Sarasota seems to be abounding with innovation and the pushing of boundaries lately. In addition to the new life being generated at our favorite museum through Ringling Underground, so has the Sarasota Orchestra brought new life to classical music through a fusion of story and song in Once Upon a Time. With their ¨Innovations¨ performance, the Sarasota Orchestra created a multi-media performance that was captivating, charming, and fun, however, unfortunately, for those who missed the October 6 event, it was a once in a lifetime experience.
Opening gently with a selection from Humperdink's Hansel and Gretel, the audience was transported into the realm of fairy tale as the beyond-stage-wide lighting created an ambiance of enchantment. To add to the story building between the notes, actors playing the soon-to-be witch slayers meander through the forest of musicians, leaving a trail of breadcrumbs later followed by the witch, and even later by their woodsman father. As the music changed in tone and tenor, the lighting lent itself to the nuance, and the music came alive. After the young duo victoriously crossed the stage with their father, the witch simmering backstage, the piece came to its happy conclusion and conductor Dirk Meyer shared more on the magic of storytelling before proceeding to the next tale of magic through music.

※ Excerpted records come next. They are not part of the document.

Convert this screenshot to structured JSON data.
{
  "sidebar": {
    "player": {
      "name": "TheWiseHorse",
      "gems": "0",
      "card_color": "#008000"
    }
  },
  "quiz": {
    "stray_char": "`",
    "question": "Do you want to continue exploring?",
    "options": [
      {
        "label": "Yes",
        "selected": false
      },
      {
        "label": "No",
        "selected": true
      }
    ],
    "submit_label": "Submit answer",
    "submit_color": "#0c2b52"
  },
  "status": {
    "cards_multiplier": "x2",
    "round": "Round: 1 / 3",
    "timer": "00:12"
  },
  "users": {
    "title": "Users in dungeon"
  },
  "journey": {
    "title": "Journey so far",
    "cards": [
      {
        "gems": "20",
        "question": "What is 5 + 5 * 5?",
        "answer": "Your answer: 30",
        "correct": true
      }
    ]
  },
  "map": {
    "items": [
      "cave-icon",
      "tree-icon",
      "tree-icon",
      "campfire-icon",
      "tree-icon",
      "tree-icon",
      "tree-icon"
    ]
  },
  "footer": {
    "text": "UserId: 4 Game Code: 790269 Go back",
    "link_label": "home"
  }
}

Sleeping Beauty awoke with dramatic flare, incorporating slides to tell the story through both picture and word. The exquisite musicianship of the players lulled the audience further into fantasy as the story unfolded into the well known celebration of true love. However, these were not the Disney versions, but the tales by the Brothers Grimm, in all of their twisted glory, made for a much grander experience in storytelling.
The third selection, from Ravil's Mother Goose Suite started as soft as down, the amber shading of leaves along the wall coupled with a soft violin created the illusion that we were in the Enchanted Garden as the gosling godmother stretched her wings, preparing to take us into another day. Drawing the audience into the new day, the composer told the story of the Berceuse behind Stravinsky's The Firebird Suite. The story unfolded much like the production, incorporating new media into old tales, making them fresh and new. The haunting images by Sarasota photographer Brian Braun seemed to blend into one another as if the audience was watching more of a time lapse session than a series of photographs. Coupled with a growing vibrancy in the music, the abstract images transported both the audience and the orchestra to another realm.

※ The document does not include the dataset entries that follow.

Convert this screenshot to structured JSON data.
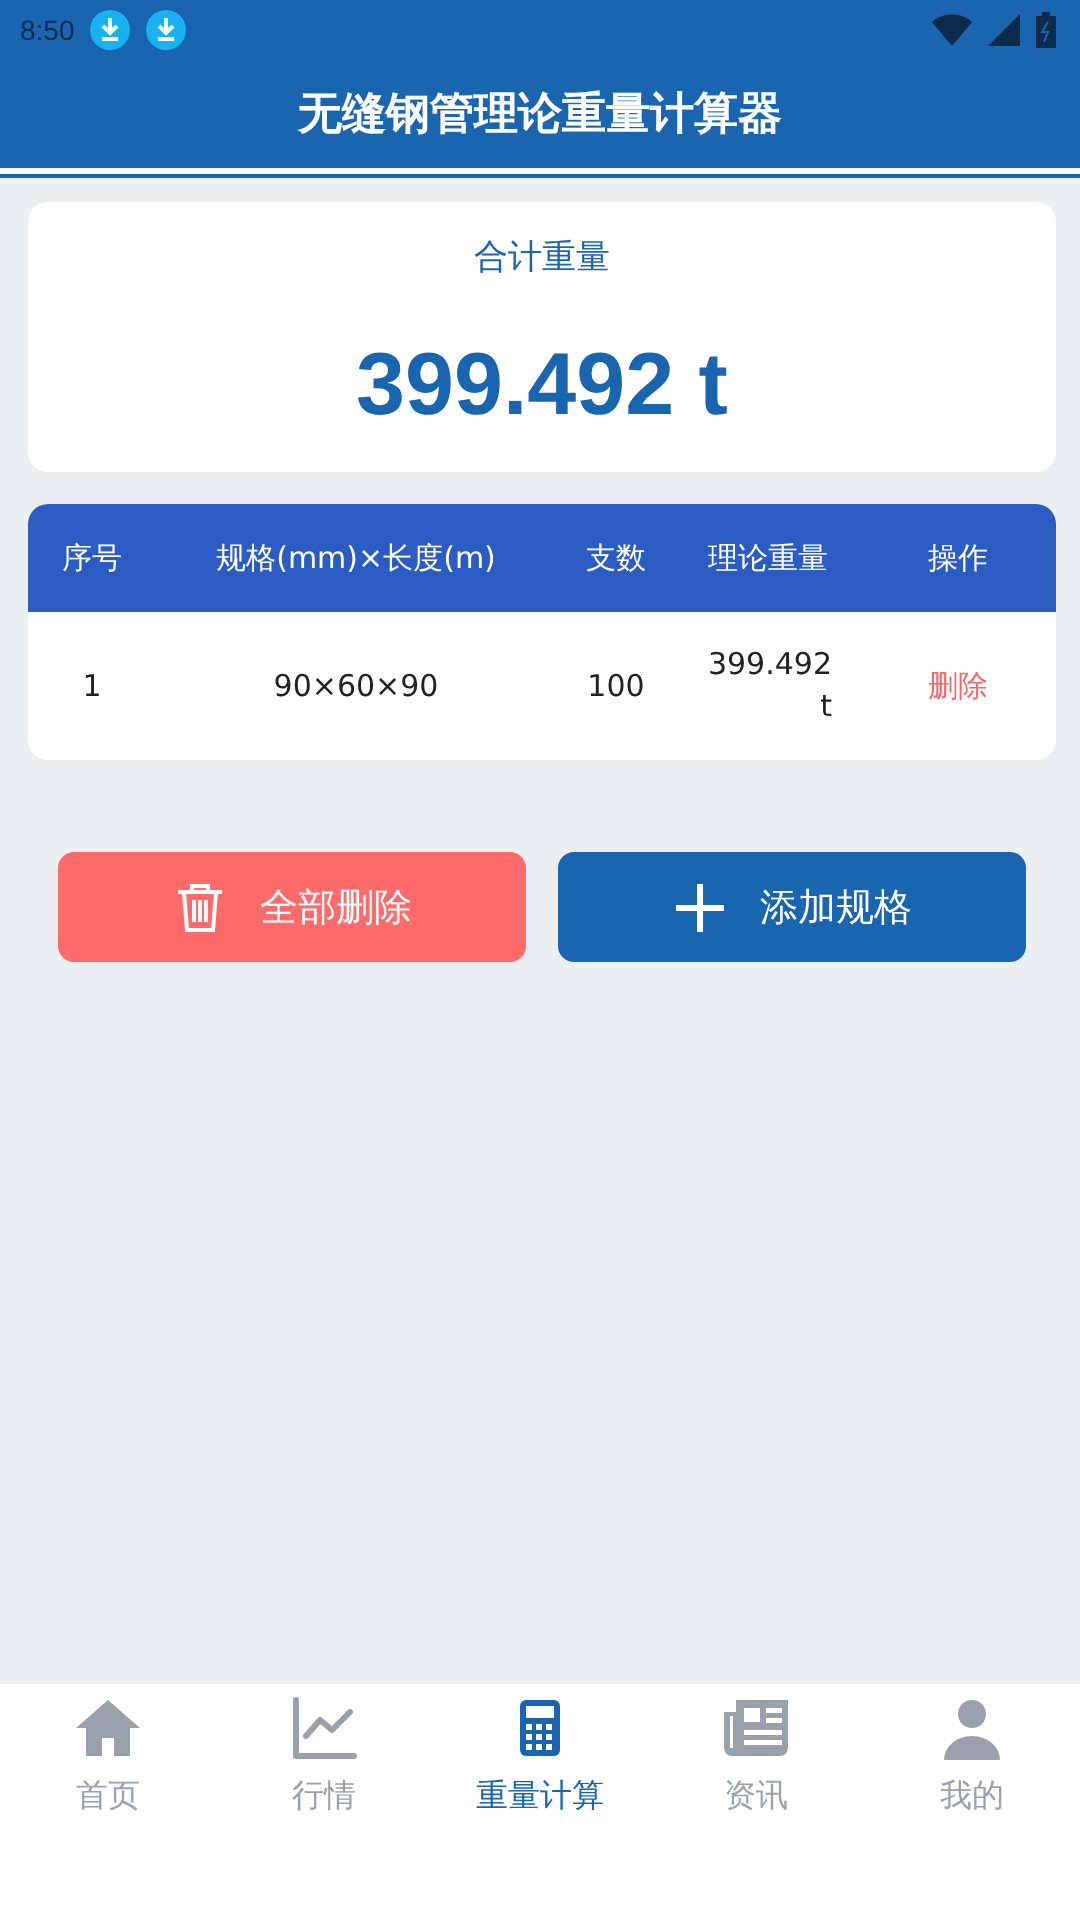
{
  "status_bar": {
    "time": "8:50"
  },
  "app_bar": {
    "title": "无缝钢管理论重量计算器"
  },
  "total": {
    "label": "合计重量",
    "value": "399.492 t"
  },
  "table": {
    "columns": [
      "序号",
      "规格(mm)×长度(m)",
      "支数",
      "理论重量",
      "操作"
    ],
    "rows": [
      {
        "index": "1",
        "spec": "90×60×90",
        "count": "100",
        "weight": "399.492 t",
        "action": "删除"
      }
    ]
  },
  "buttons": [
    {
      "kind": "delete",
      "label": "全部删除"
    },
    {
      "kind": "add",
      "label": "添加规格"
    }
  ],
  "bottom_nav": [
    {
      "kind": "home",
      "label": "首页",
      "selected": false
    },
    {
      "kind": "chart",
      "label": "行情",
      "selected": false
    },
    {
      "kind": "calculator",
      "label": "重量计算",
      "selected": true
    },
    {
      "kind": "news",
      "label": "资讯",
      "selected": false
    },
    {
      "kind": "user",
      "label": "我的",
      "selected": false
    }
  ]
}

As the firebird took flight, it was apparent that the selection was not chosen without purpose. For as the firebird took wing, and the Sarasota Orchestra opened itself to this type of collaborative effort, it revealed itself as the Phoenix in the story it was telling, rising from the ashes of the way things have been traditionally done, and being reborn as something entirely new. For not only did the performance include collaborations onstage, but was magnified through the realm of social media as bloggers and tweeters shared their experience of the show with those unable to be in attendance.
To close the show, the narration of Cinderella by former neighbor Robert Turoff of the Golden Apple Dinner Theatre could not have been better cast. In addition to his rising from his own ashes after the recent drama surrounding the Sarasota landmark theatre to deliver such an eloquent performance, the way that the music caressed the edges of his narrative felt like the glass slipper was a perfect fit. Seated in a highback chair with grandfatherly stature, Mr. Turoff´s rendition of the tale was climactic in more ways than one. It seems that this new beginning for the Sarasota Orchestra is a rebirth of caring and collaboration that we can only hope will reverberate through the rest of our community.
Through all of the sights and sounds, through this multi-media collaboration, there was a consistency in the subtlety of the entire performance. Though the colors, actors, and images lent themselves to a greater appreciation of the music, it was never overblown or distracting. Beyond all of the added nuance, the audience was still able to amply enjoy the unabashed brilliance of the Sarasota Orchestra players for their own sake. For music lovers, the hour long performance was nothing short of mesmerizing and may stand to be one of the most enjoyable shows of the year.
Photo by Christine Alexander